*PROBLEM*
Down to the final character, output the records below as they stand.

Stored dataset items
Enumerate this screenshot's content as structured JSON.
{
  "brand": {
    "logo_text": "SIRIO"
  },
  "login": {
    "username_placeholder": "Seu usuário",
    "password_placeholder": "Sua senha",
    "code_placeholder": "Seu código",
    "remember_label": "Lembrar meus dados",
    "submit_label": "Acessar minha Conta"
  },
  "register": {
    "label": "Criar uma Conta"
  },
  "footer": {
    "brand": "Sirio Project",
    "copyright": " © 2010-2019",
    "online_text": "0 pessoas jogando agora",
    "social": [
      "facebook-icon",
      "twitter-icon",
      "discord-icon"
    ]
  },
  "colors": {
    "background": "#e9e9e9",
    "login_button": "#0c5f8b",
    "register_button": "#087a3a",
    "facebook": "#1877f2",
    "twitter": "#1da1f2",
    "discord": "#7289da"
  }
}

*RESULT OF THE EXERCISE*
Enumerate this screenshot's content as structured JSON.
{
  "brand": {
    "logo_text": "SIRIO"
  },
  "login": {
    "username_placeholder": "Seu usuário",
    "password_placeholder": "Sua senha",
    "code_placeholder": "Seu código",
    "remember_label": "Lembrar meus dados",
    "submit_label": "Acessar minha Conta"
  },
  "register": {
    "label": "Criar uma Conta"
  },
  "footer": {
    "brand": "Sirio Project",
    "copyright": " © 2010-2019",
    "online_text": "0 pessoas jogando agora",
    "social": [
      "facebook-icon",
      "twitter-icon",
      "discord-icon"
    ]
  },
  "colors": {
    "background": "#e9e9e9",
    "login_button": "#0c5f8b",
    "register_button": "#087a3a",
    "facebook": "#1877f2",
    "twitter": "#1da1f2",
    "discord": "#7289da"
  }
}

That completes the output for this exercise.